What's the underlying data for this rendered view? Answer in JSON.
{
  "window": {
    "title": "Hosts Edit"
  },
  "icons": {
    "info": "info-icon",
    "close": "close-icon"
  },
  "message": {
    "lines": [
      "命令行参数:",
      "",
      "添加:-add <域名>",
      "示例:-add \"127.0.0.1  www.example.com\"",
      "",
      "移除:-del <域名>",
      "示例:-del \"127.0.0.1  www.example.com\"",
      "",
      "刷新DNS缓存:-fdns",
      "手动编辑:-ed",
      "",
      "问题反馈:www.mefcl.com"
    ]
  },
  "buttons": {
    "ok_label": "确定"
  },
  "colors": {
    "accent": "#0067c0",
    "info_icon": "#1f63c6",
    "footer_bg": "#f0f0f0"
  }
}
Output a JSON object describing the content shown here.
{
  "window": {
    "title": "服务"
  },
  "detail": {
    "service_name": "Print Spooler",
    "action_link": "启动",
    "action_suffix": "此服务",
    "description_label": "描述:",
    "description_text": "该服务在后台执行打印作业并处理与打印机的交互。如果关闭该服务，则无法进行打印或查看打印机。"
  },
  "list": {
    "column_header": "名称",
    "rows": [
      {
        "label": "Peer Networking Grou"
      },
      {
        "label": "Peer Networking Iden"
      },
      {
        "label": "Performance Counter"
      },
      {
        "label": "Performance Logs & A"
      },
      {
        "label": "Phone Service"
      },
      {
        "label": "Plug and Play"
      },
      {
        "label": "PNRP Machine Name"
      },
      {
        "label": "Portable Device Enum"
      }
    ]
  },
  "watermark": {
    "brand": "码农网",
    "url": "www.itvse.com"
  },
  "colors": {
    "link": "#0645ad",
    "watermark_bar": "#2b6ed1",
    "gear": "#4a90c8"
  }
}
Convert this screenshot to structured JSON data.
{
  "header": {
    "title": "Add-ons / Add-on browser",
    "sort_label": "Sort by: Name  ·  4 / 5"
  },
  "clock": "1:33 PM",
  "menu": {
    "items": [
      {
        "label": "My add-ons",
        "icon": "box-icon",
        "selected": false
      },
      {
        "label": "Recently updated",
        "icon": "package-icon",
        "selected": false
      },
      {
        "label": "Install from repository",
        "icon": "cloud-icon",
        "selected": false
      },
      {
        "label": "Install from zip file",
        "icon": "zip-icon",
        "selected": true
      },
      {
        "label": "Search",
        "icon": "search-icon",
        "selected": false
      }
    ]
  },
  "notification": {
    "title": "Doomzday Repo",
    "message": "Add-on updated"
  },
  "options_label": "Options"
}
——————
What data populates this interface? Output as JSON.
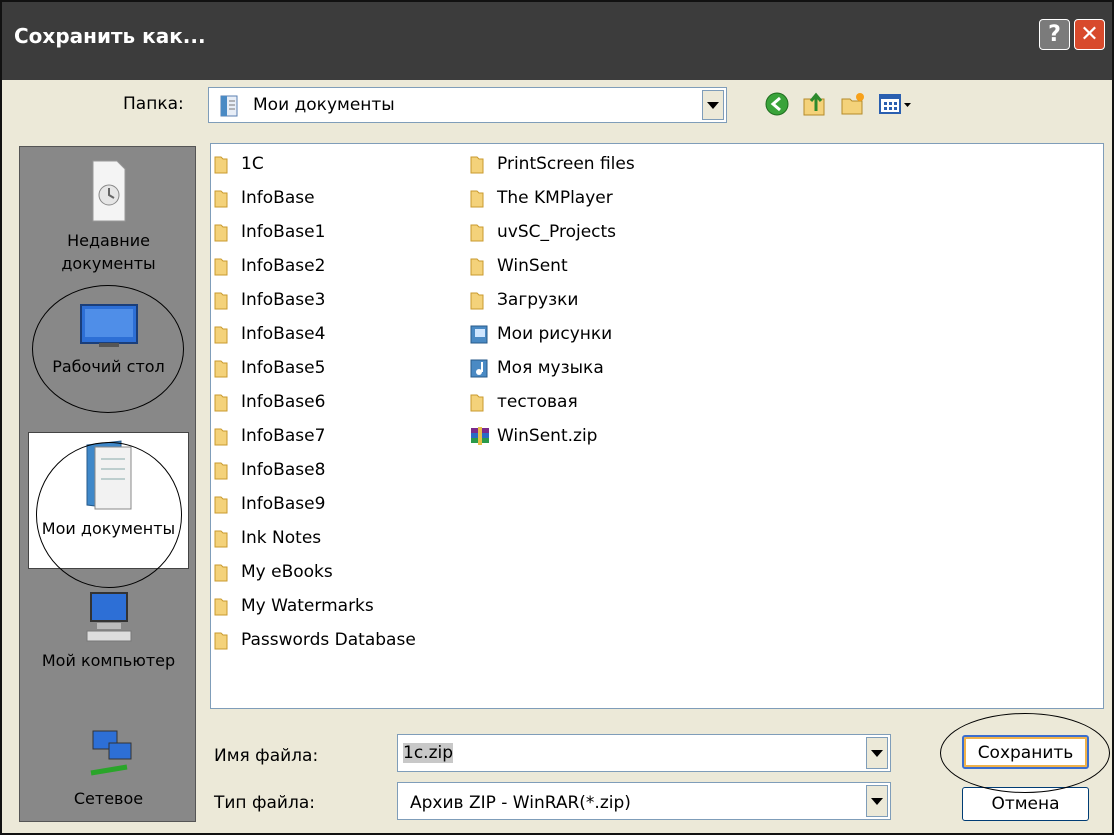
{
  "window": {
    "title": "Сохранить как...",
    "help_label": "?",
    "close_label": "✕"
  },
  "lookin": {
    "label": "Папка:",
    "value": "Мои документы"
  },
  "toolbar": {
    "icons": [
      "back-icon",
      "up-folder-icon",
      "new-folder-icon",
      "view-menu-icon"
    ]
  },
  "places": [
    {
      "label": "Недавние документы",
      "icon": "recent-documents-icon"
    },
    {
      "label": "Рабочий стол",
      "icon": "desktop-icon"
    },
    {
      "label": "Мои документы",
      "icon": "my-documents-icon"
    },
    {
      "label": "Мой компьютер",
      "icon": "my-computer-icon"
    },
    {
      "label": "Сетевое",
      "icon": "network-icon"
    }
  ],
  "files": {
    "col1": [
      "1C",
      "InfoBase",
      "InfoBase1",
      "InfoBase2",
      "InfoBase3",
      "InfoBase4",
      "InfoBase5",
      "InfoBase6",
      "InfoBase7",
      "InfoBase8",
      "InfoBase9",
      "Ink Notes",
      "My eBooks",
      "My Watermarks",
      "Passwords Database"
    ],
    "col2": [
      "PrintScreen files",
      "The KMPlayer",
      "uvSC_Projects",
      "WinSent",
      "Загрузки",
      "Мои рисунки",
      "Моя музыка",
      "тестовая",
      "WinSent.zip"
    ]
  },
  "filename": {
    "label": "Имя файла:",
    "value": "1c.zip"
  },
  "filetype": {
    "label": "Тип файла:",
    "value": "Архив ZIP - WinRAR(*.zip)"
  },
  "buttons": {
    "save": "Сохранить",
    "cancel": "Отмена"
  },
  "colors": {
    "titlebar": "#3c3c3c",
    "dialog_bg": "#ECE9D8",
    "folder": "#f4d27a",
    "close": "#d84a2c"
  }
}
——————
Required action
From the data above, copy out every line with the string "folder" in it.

The answer
      "up-folder-icon",
      "new-folder-icon",
    "folder": "#f4d27a",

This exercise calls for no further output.